"His allergist called it in yesterday."
"Okay, see, here's the problem."
"We don't have it."
"You don't have it ready? I can wait." I say, noticing that the kids are still pleasantly occupied with the smelly candles.
"No. We don't have it here at the pharmacy. It'll be in this afternoon, though. Probably. Or tomorrow."
Trying really hard not to take out two years' worth of pharmacy frustration on her, I say, "You should have called me. If a prescription request came in and you knew you didn't have the medication here at the store and wouldn't for at least a day, I would have appreciated a call. It would have saved us a trip."
"We should have called you, ma'am. You'll probably want to call before you come back, just to make sure."
"Yes, I probably do."
So we walk to the check-out lanes to pay for the few items we are able to get. It's a total mob-scene so, against my better judgement, we go to the self-check out lanes.
I put Molly down so I can begin to scan my items, which is when the crying starts. I scan the toilet paper.
PLEASE PLACE THE ITEM IN THE BAG, the machine instructs, so I place the toilet paper onto the bagging shelf.
Molly removes it.
PLEASE PLACE THE ITEM IN THE BAG.
I try, she cries.
PLEASE PLACE THE ITEM IN THE BAG.
I try to trick the machine by moving onto the next item. I scan the special pesto tortellini we are going to have for lunch and place it in the bag.
"I hol'! I hol' LUNCH!" Molly yells.
"You can hold it in a minute," I try, "here hold Mommy's bag!"
Nope. "Lunch! I hol' MY lunch!"
Meanwhile, touch-everything-in-sight Maxwell is behind me, just out of my line of vision.
"Oops!" I hear, loudly, from the woman at the self-check out lane next to me. "He can't sit there! He'll upset the scale!"
I turn to see Max sitting on her bagging area.
"Max, don't sit there, it'll confuse the machine. It'll think you're groceries."
This is hysterical to Max, not so to the woman. He's no longer sitting on it, but the kid just can't help himself and he keeps one little finger on it.
"It's upsetting the scale!" she says again.
"Max, please step over here."
Molly is laying on the floor, sniffling and sobbing about her lunch. Max is twirling, since he is no longer able to sit on or touch the other customer's bagging area. I'm still reeling with frustration over the prescription and now my kids are eking the last bits of my patience out of me.
And that's when it falls apart.
The damn machine tells me to PLACE THE ITEM IN THE BAGGING AREA one more time and I lose it. I mutter, too loudly, "Oh my god. Get me out of here."

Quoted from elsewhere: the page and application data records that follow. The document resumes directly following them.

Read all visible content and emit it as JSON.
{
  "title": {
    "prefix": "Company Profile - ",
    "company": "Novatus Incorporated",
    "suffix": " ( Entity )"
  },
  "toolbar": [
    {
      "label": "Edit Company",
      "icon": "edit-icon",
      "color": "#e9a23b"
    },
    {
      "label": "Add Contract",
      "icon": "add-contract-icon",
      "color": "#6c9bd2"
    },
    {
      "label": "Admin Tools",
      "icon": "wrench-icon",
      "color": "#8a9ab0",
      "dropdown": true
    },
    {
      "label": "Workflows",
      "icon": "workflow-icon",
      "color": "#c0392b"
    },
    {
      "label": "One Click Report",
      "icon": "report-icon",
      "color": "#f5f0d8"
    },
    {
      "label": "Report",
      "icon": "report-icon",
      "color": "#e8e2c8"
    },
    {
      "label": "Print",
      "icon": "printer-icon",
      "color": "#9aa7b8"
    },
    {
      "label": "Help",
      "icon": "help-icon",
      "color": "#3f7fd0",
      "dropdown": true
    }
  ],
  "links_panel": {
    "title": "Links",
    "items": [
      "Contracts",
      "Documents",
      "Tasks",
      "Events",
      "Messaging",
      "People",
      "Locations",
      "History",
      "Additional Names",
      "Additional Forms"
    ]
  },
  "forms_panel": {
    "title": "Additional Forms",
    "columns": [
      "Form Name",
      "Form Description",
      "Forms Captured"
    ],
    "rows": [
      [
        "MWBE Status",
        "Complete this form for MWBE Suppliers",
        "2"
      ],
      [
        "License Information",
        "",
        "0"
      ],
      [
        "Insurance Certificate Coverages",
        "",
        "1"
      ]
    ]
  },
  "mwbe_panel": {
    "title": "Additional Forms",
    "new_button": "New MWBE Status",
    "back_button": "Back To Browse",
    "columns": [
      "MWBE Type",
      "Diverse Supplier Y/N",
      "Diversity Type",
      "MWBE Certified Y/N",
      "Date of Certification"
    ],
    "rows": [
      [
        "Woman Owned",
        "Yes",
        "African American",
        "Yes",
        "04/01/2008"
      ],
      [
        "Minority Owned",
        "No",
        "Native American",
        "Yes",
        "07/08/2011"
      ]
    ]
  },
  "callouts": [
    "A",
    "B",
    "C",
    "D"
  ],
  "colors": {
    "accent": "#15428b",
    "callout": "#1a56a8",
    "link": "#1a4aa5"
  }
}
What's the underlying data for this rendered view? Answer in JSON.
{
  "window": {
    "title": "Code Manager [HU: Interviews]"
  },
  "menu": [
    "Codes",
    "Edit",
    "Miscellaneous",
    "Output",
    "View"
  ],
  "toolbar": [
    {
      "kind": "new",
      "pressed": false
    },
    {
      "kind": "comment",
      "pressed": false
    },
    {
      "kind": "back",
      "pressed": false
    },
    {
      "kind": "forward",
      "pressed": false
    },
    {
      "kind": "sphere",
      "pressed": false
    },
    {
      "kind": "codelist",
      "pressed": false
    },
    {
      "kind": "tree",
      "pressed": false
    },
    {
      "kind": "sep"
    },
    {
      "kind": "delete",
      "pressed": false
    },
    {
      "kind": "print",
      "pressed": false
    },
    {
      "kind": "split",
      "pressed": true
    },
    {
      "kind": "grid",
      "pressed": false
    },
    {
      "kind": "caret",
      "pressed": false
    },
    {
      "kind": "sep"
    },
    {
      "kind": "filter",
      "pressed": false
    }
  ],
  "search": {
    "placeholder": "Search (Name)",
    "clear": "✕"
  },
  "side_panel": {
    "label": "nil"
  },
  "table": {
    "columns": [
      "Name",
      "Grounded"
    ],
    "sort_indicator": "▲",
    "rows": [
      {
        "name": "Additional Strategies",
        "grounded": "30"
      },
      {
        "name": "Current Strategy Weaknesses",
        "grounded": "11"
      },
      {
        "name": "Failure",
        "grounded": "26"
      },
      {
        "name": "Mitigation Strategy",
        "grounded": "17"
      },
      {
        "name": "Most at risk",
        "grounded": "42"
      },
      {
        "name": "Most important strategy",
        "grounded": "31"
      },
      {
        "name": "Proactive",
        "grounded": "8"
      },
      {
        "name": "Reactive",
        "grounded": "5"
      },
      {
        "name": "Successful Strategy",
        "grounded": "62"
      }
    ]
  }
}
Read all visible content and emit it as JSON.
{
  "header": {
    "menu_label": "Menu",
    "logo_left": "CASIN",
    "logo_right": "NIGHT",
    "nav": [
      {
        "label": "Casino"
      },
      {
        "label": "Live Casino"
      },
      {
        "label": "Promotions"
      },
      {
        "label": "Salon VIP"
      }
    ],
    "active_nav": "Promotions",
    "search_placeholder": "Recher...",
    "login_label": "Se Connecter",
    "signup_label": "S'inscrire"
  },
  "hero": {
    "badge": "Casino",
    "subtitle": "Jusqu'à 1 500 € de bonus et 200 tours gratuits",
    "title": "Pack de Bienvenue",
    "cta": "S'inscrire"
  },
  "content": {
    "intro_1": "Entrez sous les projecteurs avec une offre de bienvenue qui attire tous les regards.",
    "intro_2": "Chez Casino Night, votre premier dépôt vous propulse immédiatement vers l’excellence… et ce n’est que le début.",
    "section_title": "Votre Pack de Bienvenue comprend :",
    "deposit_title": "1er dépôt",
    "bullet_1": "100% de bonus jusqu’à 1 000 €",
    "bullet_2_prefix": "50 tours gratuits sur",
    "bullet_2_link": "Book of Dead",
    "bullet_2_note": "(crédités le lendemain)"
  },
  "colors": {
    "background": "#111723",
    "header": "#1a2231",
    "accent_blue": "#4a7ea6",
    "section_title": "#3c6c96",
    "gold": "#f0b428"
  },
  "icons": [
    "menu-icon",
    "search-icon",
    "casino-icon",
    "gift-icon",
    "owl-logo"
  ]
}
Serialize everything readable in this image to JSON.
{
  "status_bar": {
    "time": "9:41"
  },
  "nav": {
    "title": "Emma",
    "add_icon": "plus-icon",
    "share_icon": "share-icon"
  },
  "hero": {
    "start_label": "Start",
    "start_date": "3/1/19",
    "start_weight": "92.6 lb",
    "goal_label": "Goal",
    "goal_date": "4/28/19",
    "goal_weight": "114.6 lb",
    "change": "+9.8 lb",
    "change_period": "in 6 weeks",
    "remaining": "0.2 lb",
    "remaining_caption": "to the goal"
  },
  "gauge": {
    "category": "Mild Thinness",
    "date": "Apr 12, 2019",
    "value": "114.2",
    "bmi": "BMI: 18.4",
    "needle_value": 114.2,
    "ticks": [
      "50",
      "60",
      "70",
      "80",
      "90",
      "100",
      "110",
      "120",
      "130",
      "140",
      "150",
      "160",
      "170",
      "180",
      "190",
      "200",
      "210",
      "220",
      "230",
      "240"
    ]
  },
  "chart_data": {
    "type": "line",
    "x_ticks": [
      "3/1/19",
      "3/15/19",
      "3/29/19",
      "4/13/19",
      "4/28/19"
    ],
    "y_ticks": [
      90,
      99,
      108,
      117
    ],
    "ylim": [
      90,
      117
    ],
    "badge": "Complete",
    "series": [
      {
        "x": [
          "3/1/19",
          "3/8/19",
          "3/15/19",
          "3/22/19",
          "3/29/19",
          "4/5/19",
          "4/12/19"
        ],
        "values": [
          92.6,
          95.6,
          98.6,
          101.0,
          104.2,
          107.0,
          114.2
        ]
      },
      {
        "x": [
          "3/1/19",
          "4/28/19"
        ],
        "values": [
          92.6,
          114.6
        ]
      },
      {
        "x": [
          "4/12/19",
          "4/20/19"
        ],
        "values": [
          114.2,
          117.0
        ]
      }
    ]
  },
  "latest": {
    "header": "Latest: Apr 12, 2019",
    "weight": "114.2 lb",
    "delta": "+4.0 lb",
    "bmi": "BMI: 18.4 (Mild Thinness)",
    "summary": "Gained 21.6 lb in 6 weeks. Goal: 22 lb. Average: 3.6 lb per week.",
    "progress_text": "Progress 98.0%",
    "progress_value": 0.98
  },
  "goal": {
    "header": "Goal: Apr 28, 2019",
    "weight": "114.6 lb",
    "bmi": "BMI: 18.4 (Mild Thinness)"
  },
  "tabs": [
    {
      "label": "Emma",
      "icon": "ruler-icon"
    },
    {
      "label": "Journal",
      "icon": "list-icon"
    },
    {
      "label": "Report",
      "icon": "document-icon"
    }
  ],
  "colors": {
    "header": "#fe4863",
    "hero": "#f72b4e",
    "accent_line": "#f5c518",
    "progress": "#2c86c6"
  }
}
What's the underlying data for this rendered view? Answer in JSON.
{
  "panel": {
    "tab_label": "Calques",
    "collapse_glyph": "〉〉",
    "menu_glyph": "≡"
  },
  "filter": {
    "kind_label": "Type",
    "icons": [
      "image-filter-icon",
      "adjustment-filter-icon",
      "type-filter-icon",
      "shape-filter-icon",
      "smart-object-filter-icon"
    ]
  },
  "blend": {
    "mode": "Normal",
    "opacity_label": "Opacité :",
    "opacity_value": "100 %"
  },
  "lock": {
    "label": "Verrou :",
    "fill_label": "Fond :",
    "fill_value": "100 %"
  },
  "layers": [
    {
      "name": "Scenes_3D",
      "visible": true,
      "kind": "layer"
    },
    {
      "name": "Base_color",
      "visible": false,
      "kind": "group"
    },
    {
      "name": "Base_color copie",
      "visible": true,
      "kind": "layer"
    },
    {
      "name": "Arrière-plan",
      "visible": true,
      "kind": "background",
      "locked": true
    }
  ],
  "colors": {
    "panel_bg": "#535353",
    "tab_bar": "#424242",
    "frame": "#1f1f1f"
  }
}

The manager at the self-check kiosk overhears. "Oh, poor thing," she starts, looking down at Molly, "Does somebody need a nap?" Then, looking at me: "It gets better, Mom."
I glare daggers at her. "I'm not upset about my 2-year old. I'm upset about your pharmacy."
She raises her eyebrows.
"There needs to be a better system! If a medication isn't in stock, they should call me!"
I'm starting to sound a little bit like I'm losing it.
Another manager walks over to her. She begins, in a hushed voice, to explain My Problem to him. He turns his back to me and keeps glancing over at the pharmacy.
I'm trying to close out the sale but Molly keeps picking up the toilet paper and putting it back down. The machine keeps yelling at me. I touch the screen a hundred times and finally the sale is complete. Molly is crying, I pick her, the toilet paper, and two bags of groceries up.
Max twirls over to me.
We're trying to walk out the door, the two managers and now one other employee are still talking, I can feel their glances of pity on my back.
We walk out of the store along with a grandma, a mom, and a baby. The grandma looks at crying, flaily, snotty Molly and says to me, "This stage will be over soon! Don't worry, Mom!"
I can't help myself: "I don't want this stage to be over soon. I WANT this pharmacy to start operating like a business, not like something that exists solely to be a pain in my--"
Grandma and Mom are now looking at me like I have completely lost it.
There's an uncomfortable pause during which we all just look at each other.
Then, the mom says to me, with a perfectly straight face (and I'm not making this up):
"Do you need help?"
Um. It appears as though I may. Or at least a new grocery store, as it is perfectly clear that I can never show my face there again.